Machaca burritos rolled in foil paper release steam when taken out of their Ziploc baggies, Joshua Trees on the drive to El Centro remind her that she wants to replant her garden, add some nature to a ship wreck themed pool area, surrounding a double-layered strawberry filled cake with a big “15” the presents sit on the table not by size but by order in which to be opened, Christmas bows hide between her nylon wearing legs and the coffee table, on a carpet covered with ripped wrapping paper, her breath blows into arm floaties faster than my mom so I can run into the water, catch up with my cousins, already fishing for crabs at the water’s edge, she said she would only ride the Ninja rollercoaster, she went on twice. In a family of men, she was content. You could tell she wanted a girl, wanted someone to hand her possessions down to someday. I got two of her gold bracelets, a blazer, a miniature thumb-sized porcelain dog, a leg broken so it doesn’t stand on its own, a Christmas teddy bear pin with ice skates on and a tiny red scarf, and a picture of the two of us together, when we thought she was sick with a cold.

(This was written in 2005, five years after my tia Martha passed of cancer. I had set out to write for 15 minutes straight about any memories that crossed my mind about my life with her. It purely began out of curiosity, to see how my mind worked, and what it wanted to remember. I made sure not to edit the memories that were flowing through my mind at the time because I wanted it to be true and simple to its title. I remember falling in love with this piece after I was done-content that I was able to capture these fragments of her life and hold on to them.

I'm posting this now because I wanted to revisit these memories and attempt to write a second part-to see what memories would have changed if I sat to write for another 15 minutes.

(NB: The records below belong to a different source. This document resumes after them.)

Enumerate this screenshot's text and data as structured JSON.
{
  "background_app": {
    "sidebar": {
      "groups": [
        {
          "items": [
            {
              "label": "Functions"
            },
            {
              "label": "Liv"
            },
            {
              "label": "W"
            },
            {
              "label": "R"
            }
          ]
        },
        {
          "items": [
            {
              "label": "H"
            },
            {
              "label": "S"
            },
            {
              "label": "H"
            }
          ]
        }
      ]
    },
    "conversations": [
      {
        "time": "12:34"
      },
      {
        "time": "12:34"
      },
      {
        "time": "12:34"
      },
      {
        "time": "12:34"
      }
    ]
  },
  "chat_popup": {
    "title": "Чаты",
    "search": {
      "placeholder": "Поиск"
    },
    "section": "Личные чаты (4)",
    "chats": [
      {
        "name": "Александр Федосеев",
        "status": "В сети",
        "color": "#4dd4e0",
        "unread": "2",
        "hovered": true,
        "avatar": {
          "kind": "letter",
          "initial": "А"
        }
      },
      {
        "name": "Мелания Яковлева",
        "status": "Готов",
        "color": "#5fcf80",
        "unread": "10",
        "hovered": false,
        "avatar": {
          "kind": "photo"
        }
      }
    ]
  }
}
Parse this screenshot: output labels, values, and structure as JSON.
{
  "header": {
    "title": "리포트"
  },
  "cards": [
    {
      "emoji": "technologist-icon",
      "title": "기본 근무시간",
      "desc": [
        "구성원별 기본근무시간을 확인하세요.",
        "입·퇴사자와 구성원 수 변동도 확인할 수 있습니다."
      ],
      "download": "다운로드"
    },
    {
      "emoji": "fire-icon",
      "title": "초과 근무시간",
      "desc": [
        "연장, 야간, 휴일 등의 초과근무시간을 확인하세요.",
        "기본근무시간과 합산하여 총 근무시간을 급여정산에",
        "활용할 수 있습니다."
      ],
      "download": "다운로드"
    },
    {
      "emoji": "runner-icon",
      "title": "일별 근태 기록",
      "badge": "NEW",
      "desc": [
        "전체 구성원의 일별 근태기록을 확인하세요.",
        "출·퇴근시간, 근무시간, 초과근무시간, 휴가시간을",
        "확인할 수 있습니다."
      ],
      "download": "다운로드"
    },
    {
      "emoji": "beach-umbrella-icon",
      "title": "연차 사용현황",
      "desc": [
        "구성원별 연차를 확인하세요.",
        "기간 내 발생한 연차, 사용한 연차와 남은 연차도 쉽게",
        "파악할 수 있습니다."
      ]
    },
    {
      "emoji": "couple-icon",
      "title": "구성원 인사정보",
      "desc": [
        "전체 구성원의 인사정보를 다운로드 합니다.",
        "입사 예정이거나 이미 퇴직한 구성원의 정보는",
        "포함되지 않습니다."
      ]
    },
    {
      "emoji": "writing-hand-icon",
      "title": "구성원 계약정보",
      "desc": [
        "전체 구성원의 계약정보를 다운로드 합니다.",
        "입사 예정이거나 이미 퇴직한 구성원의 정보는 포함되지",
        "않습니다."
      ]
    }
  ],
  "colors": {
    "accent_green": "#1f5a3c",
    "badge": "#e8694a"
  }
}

I began writing and became irritated with what was being remembered. The latter part of her life, that I refuse to associate with her reappeared. My mind denied me access to any other memory aside from those when she was too ill to smile anymore.

The process of remembering someone that you know should still be around today has proved difficult. You never want to admit to forgetting someone's smell, someone's touch-it's something we all fear. Do you forget how it was to receive a hug, because you're not that small girl that would run into her arms as you got out of the car? The pieces of memory I hold onto have no sound-solely a reel of images caught in an action associated with the younger me. This short piece encompasses those moments as they still present themselves in my memory today.)

1 comment:

Anonymous said...

Great writing, it puts a smile on my face to see that someone else other than me, remembers her with the same special Love that I will alway have for her. My Wonderful Loving Sister.